Teacher reflects on community help

By Bob Fabian

Christmas for Carol Lang is a story of losing a granddaughter. Thanks to many Floyd community members, it’s also a story of how people come together for those in need.
One of Lang’s 13 grandchildren, Ashely Renee Goar of Ruidoso, was born with congenital heart disease — Lang said Goar was born with literally half a heart.
Lang is a music teacher at Floyd Schools. While Lang was working on a music program at school on Dec. 3 she received a call in front of faculty and students. Goar had gone into cardiac arrest.
The news struck seemingly everyone in the room and within 20 minutes the staff of Floyd Schools raised more $600 for traveling expenses so Lang could make it to Albuquerque Presbyterian Hospital, where Goar was being treated.
The donation proved valuable for Lang. Goar had been in and out of the hospital since June of this year and the traveling was starting to take a toll on Lang’s pocketbook and spirit. Lang spent 19 days in June in Albuquerque and made about a dozen trips for her granddaughter.

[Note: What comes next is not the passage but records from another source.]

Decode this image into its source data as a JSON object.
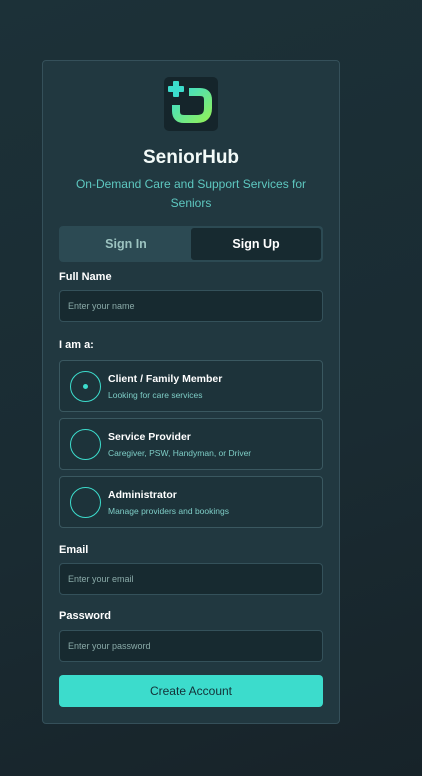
{
  "app": {
    "name": "SeniorHub",
    "tagline": "On-Demand Care and Support Services for Seniors"
  },
  "tabs": [
    {
      "label": "Sign In",
      "active": false
    },
    {
      "label": "Sign Up",
      "active": true
    }
  ],
  "form": {
    "full_name": {
      "label": "Full Name",
      "placeholder": "Enter your name",
      "value": ""
    },
    "role": {
      "label": "I am a:",
      "options": [
        {
          "title": "Client / Family Member",
          "description": "Looking for care services",
          "selected": true
        },
        {
          "title": "Service Provider",
          "description": "Caregiver, PSW, Handyman, or Driver",
          "selected": false
        },
        {
          "title": "Administrator",
          "description": "Manage providers and bookings",
          "selected": false
        }
      ]
    },
    "email": {
      "label": "Email",
      "placeholder": "Enter your email",
      "value": ""
    },
    "password": {
      "label": "Password",
      "placeholder": "Enter your password",
      "value": ""
    },
    "submit_label": "Create Account"
  },
  "colors": {
    "accent": "#3cdccc",
    "logo_green": "#7cf06a",
    "background": "#1c3138",
    "card": "#213840"
  },
  "icons": {
    "logo": "medical-cross-app-icon",
    "radio": "radio-button-icon"
  }
}
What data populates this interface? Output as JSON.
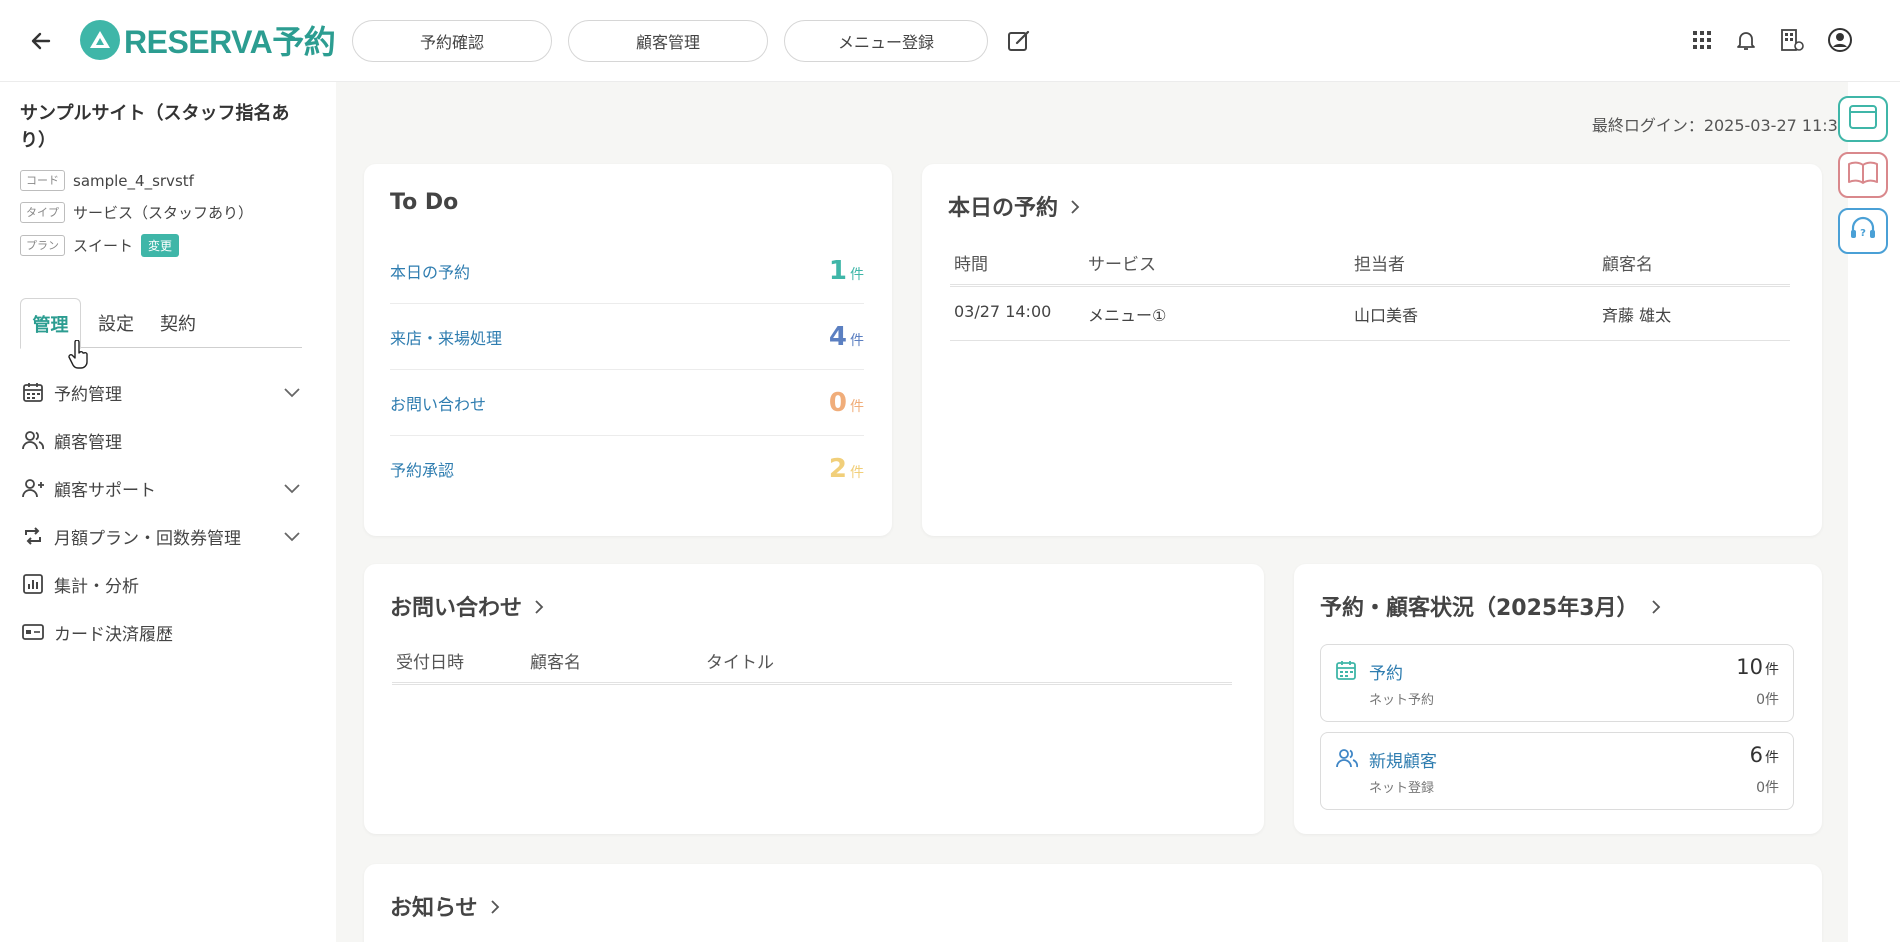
{
  "header": {
    "logo_text": "RESERVA予約",
    "nav": [
      "予約確認",
      "顧客管理",
      "メニュー登録"
    ]
  },
  "sidebar": {
    "site_title": "サンプルサイト（スタッフ指名あり）",
    "code_tag": "コード",
    "code_value": "sample_4_srvstf",
    "type_tag": "タイプ",
    "type_value": "サービス（スタッフあり）",
    "plan_tag": "プラン",
    "plan_value": "スイート",
    "change_label": "変更",
    "tabs": [
      "管理",
      "設定",
      "契約"
    ],
    "menu": [
      "予約管理",
      "顧客管理",
      "顧客サポート",
      "月額プラン・回数券管理",
      "集計・分析",
      "カード決済履歴"
    ]
  },
  "main": {
    "last_login": "最終ログイン：2025-03-27 11:32",
    "todo": {
      "title": "To Do",
      "unit": "件",
      "items": [
        {
          "label": "本日の予約",
          "count": "1",
          "color": "#3fb6a8"
        },
        {
          "label": "来店・来場処理",
          "count": "4",
          "color": "#5b7fc1"
        },
        {
          "label": "お問い合わせ",
          "count": "0",
          "color": "#f0ad7a"
        },
        {
          "label": "予約承認",
          "count": "2",
          "color": "#f1cf7a"
        }
      ]
    },
    "today": {
      "title": "本日の予約",
      "headers": [
        "時間",
        "サービス",
        "担当者",
        "顧客名"
      ],
      "rows": [
        [
          "03/27 14:00",
          "メニュー①",
          "山口美香",
          "斉藤 雄太"
        ]
      ]
    },
    "inquiry": {
      "title": "お問い合わせ",
      "headers": [
        "受付日時",
        "顧客名",
        "タイトル"
      ]
    },
    "status": {
      "title": "予約・顧客状況（2025年3月）",
      "items": [
        {
          "label": "予約",
          "sub": "ネット予約",
          "value": "10",
          "unit": "件",
          "sub_value": "0件"
        },
        {
          "label": "新規顧客",
          "sub": "ネット登録",
          "value": "6",
          "unit": "件",
          "sub_value": "0件"
        }
      ]
    },
    "news": {
      "title": "お知らせ"
    }
  },
  "colors": {
    "accent": "#3fb6a8",
    "link": "#2f7db0",
    "tool_browser": "#3fb6a8",
    "tool_book": "#d9888c",
    "tool_support": "#4aa0d6"
  }
}
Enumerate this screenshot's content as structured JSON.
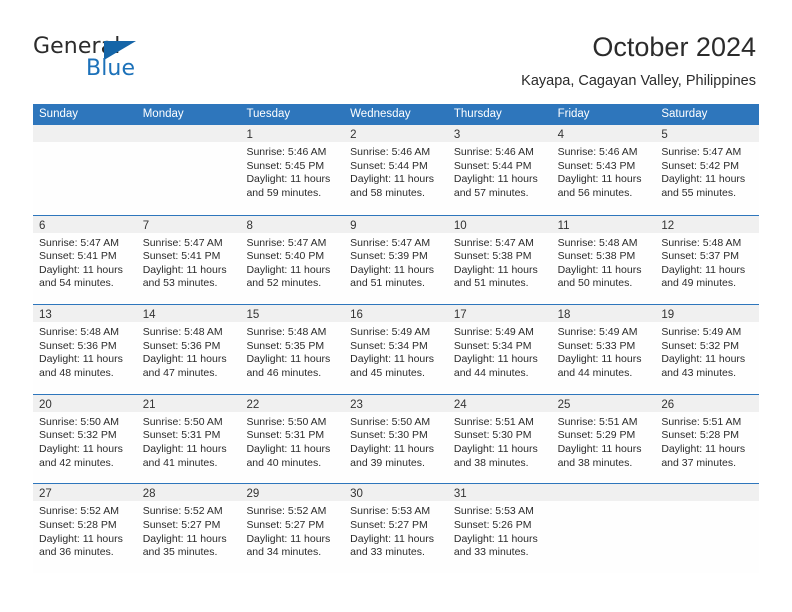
{
  "brand": {
    "name_part1": "General",
    "name_part2": "Blue",
    "logo_icon": "triangle-flag-icon",
    "accent_color": "#1565a8"
  },
  "header": {
    "title": "October 2024",
    "subtitle": "Kayapa, Cagayan Valley, Philippines"
  },
  "theme": {
    "header_row_color": "#2e76bc",
    "day_band_color": "#f0f0f0",
    "grid_line_color": "#2e76bc"
  },
  "calendar": {
    "weekday_headers": [
      "Sunday",
      "Monday",
      "Tuesday",
      "Wednesday",
      "Thursday",
      "Friday",
      "Saturday"
    ],
    "weeks": [
      [
        {
          "day": "",
          "sunrise": "",
          "sunset": "",
          "daylight_line1": "",
          "daylight_line2": ""
        },
        {
          "day": "",
          "sunrise": "",
          "sunset": "",
          "daylight_line1": "",
          "daylight_line2": ""
        },
        {
          "day": "1",
          "sunrise": "Sunrise: 5:46 AM",
          "sunset": "Sunset: 5:45 PM",
          "daylight_line1": "Daylight: 11 hours",
          "daylight_line2": "and 59 minutes."
        },
        {
          "day": "2",
          "sunrise": "Sunrise: 5:46 AM",
          "sunset": "Sunset: 5:44 PM",
          "daylight_line1": "Daylight: 11 hours",
          "daylight_line2": "and 58 minutes."
        },
        {
          "day": "3",
          "sunrise": "Sunrise: 5:46 AM",
          "sunset": "Sunset: 5:44 PM",
          "daylight_line1": "Daylight: 11 hours",
          "daylight_line2": "and 57 minutes."
        },
        {
          "day": "4",
          "sunrise": "Sunrise: 5:46 AM",
          "sunset": "Sunset: 5:43 PM",
          "daylight_line1": "Daylight: 11 hours",
          "daylight_line2": "and 56 minutes."
        },
        {
          "day": "5",
          "sunrise": "Sunrise: 5:47 AM",
          "sunset": "Sunset: 5:42 PM",
          "daylight_line1": "Daylight: 11 hours",
          "daylight_line2": "and 55 minutes."
        }
      ],
      [
        {
          "day": "6",
          "sunrise": "Sunrise: 5:47 AM",
          "sunset": "Sunset: 5:41 PM",
          "daylight_line1": "Daylight: 11 hours",
          "daylight_line2": "and 54 minutes."
        },
        {
          "day": "7",
          "sunrise": "Sunrise: 5:47 AM",
          "sunset": "Sunset: 5:41 PM",
          "daylight_line1": "Daylight: 11 hours",
          "daylight_line2": "and 53 minutes."
        },
        {
          "day": "8",
          "sunrise": "Sunrise: 5:47 AM",
          "sunset": "Sunset: 5:40 PM",
          "daylight_line1": "Daylight: 11 hours",
          "daylight_line2": "and 52 minutes."
        },
        {
          "day": "9",
          "sunrise": "Sunrise: 5:47 AM",
          "sunset": "Sunset: 5:39 PM",
          "daylight_line1": "Daylight: 11 hours",
          "daylight_line2": "and 51 minutes."
        },
        {
          "day": "10",
          "sunrise": "Sunrise: 5:47 AM",
          "sunset": "Sunset: 5:38 PM",
          "daylight_line1": "Daylight: 11 hours",
          "daylight_line2": "and 51 minutes."
        },
        {
          "day": "11",
          "sunrise": "Sunrise: 5:48 AM",
          "sunset": "Sunset: 5:38 PM",
          "daylight_line1": "Daylight: 11 hours",
          "daylight_line2": "and 50 minutes."
        },
        {
          "day": "12",
          "sunrise": "Sunrise: 5:48 AM",
          "sunset": "Sunset: 5:37 PM",
          "daylight_line1": "Daylight: 11 hours",
          "daylight_line2": "and 49 minutes."
        }
      ],
      [
        {
          "day": "13",
          "sunrise": "Sunrise: 5:48 AM",
          "sunset": "Sunset: 5:36 PM",
          "daylight_line1": "Daylight: 11 hours",
          "daylight_line2": "and 48 minutes."
        },
        {
          "day": "14",
          "sunrise": "Sunrise: 5:48 AM",
          "sunset": "Sunset: 5:36 PM",
          "daylight_line1": "Daylight: 11 hours",
          "daylight_line2": "and 47 minutes."
        },
        {
          "day": "15",
          "sunrise": "Sunrise: 5:48 AM",
          "sunset": "Sunset: 5:35 PM",
          "daylight_line1": "Daylight: 11 hours",
          "daylight_line2": "and 46 minutes."
        },
        {
          "day": "16",
          "sunrise": "Sunrise: 5:49 AM",
          "sunset": "Sunset: 5:34 PM",
          "daylight_line1": "Daylight: 11 hours",
          "daylight_line2": "and 45 minutes."
        },
        {
          "day": "17",
          "sunrise": "Sunrise: 5:49 AM",
          "sunset": "Sunset: 5:34 PM",
          "daylight_line1": "Daylight: 11 hours",
          "daylight_line2": "and 44 minutes."
        },
        {
          "day": "18",
          "sunrise": "Sunrise: 5:49 AM",
          "sunset": "Sunset: 5:33 PM",
          "daylight_line1": "Daylight: 11 hours",
          "daylight_line2": "and 44 minutes."
        },
        {
          "day": "19",
          "sunrise": "Sunrise: 5:49 AM",
          "sunset": "Sunset: 5:32 PM",
          "daylight_line1": "Daylight: 11 hours",
          "daylight_line2": "and 43 minutes."
        }
      ],
      [
        {
          "day": "20",
          "sunrise": "Sunrise: 5:50 AM",
          "sunset": "Sunset: 5:32 PM",
          "daylight_line1": "Daylight: 11 hours",
          "daylight_line2": "and 42 minutes."
        },
        {
          "day": "21",
          "sunrise": "Sunrise: 5:50 AM",
          "sunset": "Sunset: 5:31 PM",
          "daylight_line1": "Daylight: 11 hours",
          "daylight_line2": "and 41 minutes."
        },
        {
          "day": "22",
          "sunrise": "Sunrise: 5:50 AM",
          "sunset": "Sunset: 5:31 PM",
          "daylight_line1": "Daylight: 11 hours",
          "daylight_line2": "and 40 minutes."
        },
        {
          "day": "23",
          "sunrise": "Sunrise: 5:50 AM",
          "sunset": "Sunset: 5:30 PM",
          "daylight_line1": "Daylight: 11 hours",
          "daylight_line2": "and 39 minutes."
        },
        {
          "day": "24",
          "sunrise": "Sunrise: 5:51 AM",
          "sunset": "Sunset: 5:30 PM",
          "daylight_line1": "Daylight: 11 hours",
          "daylight_line2": "and 38 minutes."
        },
        {
          "day": "25",
          "sunrise": "Sunrise: 5:51 AM",
          "sunset": "Sunset: 5:29 PM",
          "daylight_line1": "Daylight: 11 hours",
          "daylight_line2": "and 38 minutes."
        },
        {
          "day": "26",
          "sunrise": "Sunrise: 5:51 AM",
          "sunset": "Sunset: 5:28 PM",
          "daylight_line1": "Daylight: 11 hours",
          "daylight_line2": "and 37 minutes."
        }
      ],
      [
        {
          "day": "27",
          "sunrise": "Sunrise: 5:52 AM",
          "sunset": "Sunset: 5:28 PM",
          "daylight_line1": "Daylight: 11 hours",
          "daylight_line2": "and 36 minutes."
        },
        {
          "day": "28",
          "sunrise": "Sunrise: 5:52 AM",
          "sunset": "Sunset: 5:27 PM",
          "daylight_line1": "Daylight: 11 hours",
          "daylight_line2": "and 35 minutes."
        },
        {
          "day": "29",
          "sunrise": "Sunrise: 5:52 AM",
          "sunset": "Sunset: 5:27 PM",
          "daylight_line1": "Daylight: 11 hours",
          "daylight_line2": "and 34 minutes."
        },
        {
          "day": "30",
          "sunrise": "Sunrise: 5:53 AM",
          "sunset": "Sunset: 5:27 PM",
          "daylight_line1": "Daylight: 11 hours",
          "daylight_line2": "and 33 minutes."
        },
        {
          "day": "31",
          "sunrise": "Sunrise: 5:53 AM",
          "sunset": "Sunset: 5:26 PM",
          "daylight_line1": "Daylight: 11 hours",
          "daylight_line2": "and 33 minutes."
        },
        {
          "day": "",
          "sunrise": "",
          "sunset": "",
          "daylight_line1": "",
          "daylight_line2": ""
        },
        {
          "day": "",
          "sunrise": "",
          "sunset": "",
          "daylight_line1": "",
          "daylight_line2": ""
        }
      ]
    ]
  }
}
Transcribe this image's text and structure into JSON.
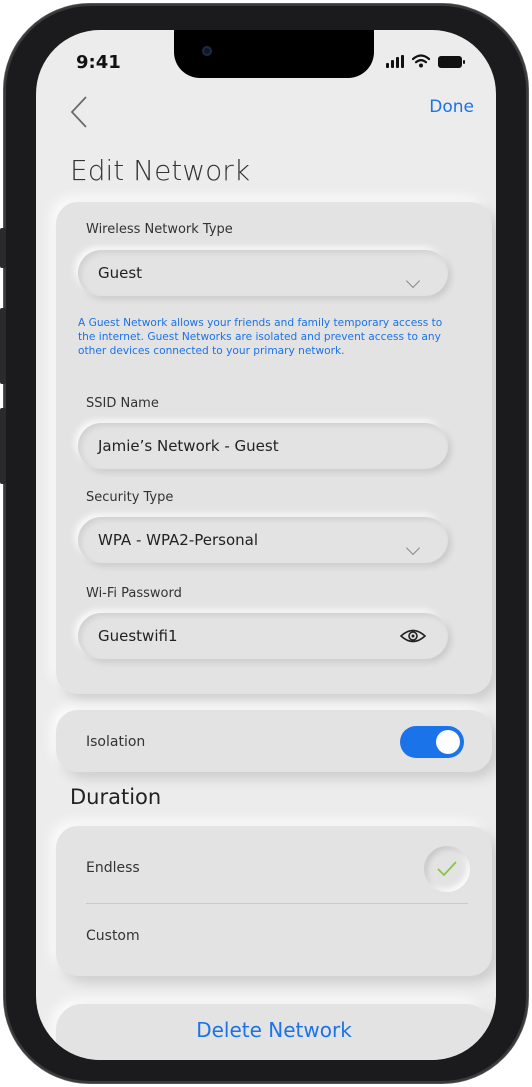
{
  "status_bar": {
    "time": "9:41"
  },
  "nav": {
    "done_label": "Done"
  },
  "page": {
    "title": "Edit Network"
  },
  "network": {
    "type_label": "Wireless Network Type",
    "type_value": "Guest",
    "info": "A Guest Network allows your friends and family temporary access to the internet. Guest Networks are isolated and prevent access to any other devices connected to your primary network.",
    "ssid_label": "SSID Name",
    "ssid_value": "Jamie’s Network - Guest",
    "security_label": "Security Type",
    "security_value": "WPA - WPA2-Personal",
    "password_label": "Wi-Fi Password",
    "password_value": "Guestwifi1"
  },
  "isolation": {
    "label": "Isolation",
    "enabled": true
  },
  "duration": {
    "title": "Duration",
    "options": [
      {
        "label": "Endless",
        "selected": true
      },
      {
        "label": "Custom",
        "selected": false
      }
    ]
  },
  "delete": {
    "label": "Delete Network"
  },
  "colors": {
    "accent": "#1a73e8",
    "check": "#8bc34a",
    "background": "#ececec"
  },
  "icons": [
    "back-chevron-icon",
    "wifi-icon",
    "signal-icon",
    "battery-icon",
    "chevron-down-icon",
    "eye-icon",
    "check-icon"
  ]
}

Lang stayed at the hospital until Ashley Goar’s parents, Dewayne and Darla Goar, made a decision to stop life support on Dec. 5. By that point, Ashley was clinically brain dead.
Lang commented on the surprising beauty of the situation. She noted that they dressed Goar in pajamas and everyone in attendence had a special moment with her before breathing tubes were removed.
“It was handled in such a beautiful way.” Lang said.
Lang said that even Goar’s doctors and nurses cried, knowing they did all they could.
“At some point we’re [all] human, that’s just a fact of life,” Lang said. “You’re kind of numb at that point. It was heart breaking watching my kids, but they were strong, I admire them.”
With so much tragedy surrounding her family, Lang found relief from friends in the community. Lang said that she received visits from Floyd Superintendent Dr. McCullar, school board member Lisa Schmidt and several parents from Floyd.
The community presence was felt at the funeral as well, where more than five dozen roses were collected from faculty, students and school board members.
When Lang came home even more love was given. On December 16, Sheri Chenault, a teacher at Floyd Schools, said they would like to help clean Lang’s yard and home. Lang expected to see a few children, but to her astonishment about 100 Floyd students came to her house to clean the yard, kitchen and living room. Children Lang had never even taught joined in the effort.
Lang noted that the gesture helped her, and she hoped the students really got something out of it as well.
“Some of the kids felt what they did was the best thing they’d done in their life.” Lang said. “I’ve been changing lives (as a teacher) but they have the ability to change mine.”
Without Lang’s knowledge, Sheri Chenault and Don Bilbrey wrote an e-mail to local radio station Mix 107.5 suggesting Lang for a Secret Santa giveaway that the station was doing.
The giveaway, which was for people that couldn’t have Christmas, had raised around $20,000 in donations and thanks to the e-mail, Lang was slated to receive a part of those donations.
All told Lang’s family has received 50-60 packages, $1,000 and a gold locket that will house a picture of Ashley. The family also received a turkey from the Rib Crib for Christmas Day and a check for $455 from parent donations.
“It’s just been ongoing,” Lang said. “It says a whole lot about the goodness of people. It’s not like they said, ‘OK, we’ve done enough.’”
According to Lang, the family has also taken up around $8,500 for funeral expenses from the community of Ruidoso. There were approximately 658 at the funeral and a fund for Goar has been started at Citizens Bank in Ruidoso.
“We lost a little angel for Christmas,” Lang said, “(but) in the midst of the sorrow there’s been lives touched and changed.”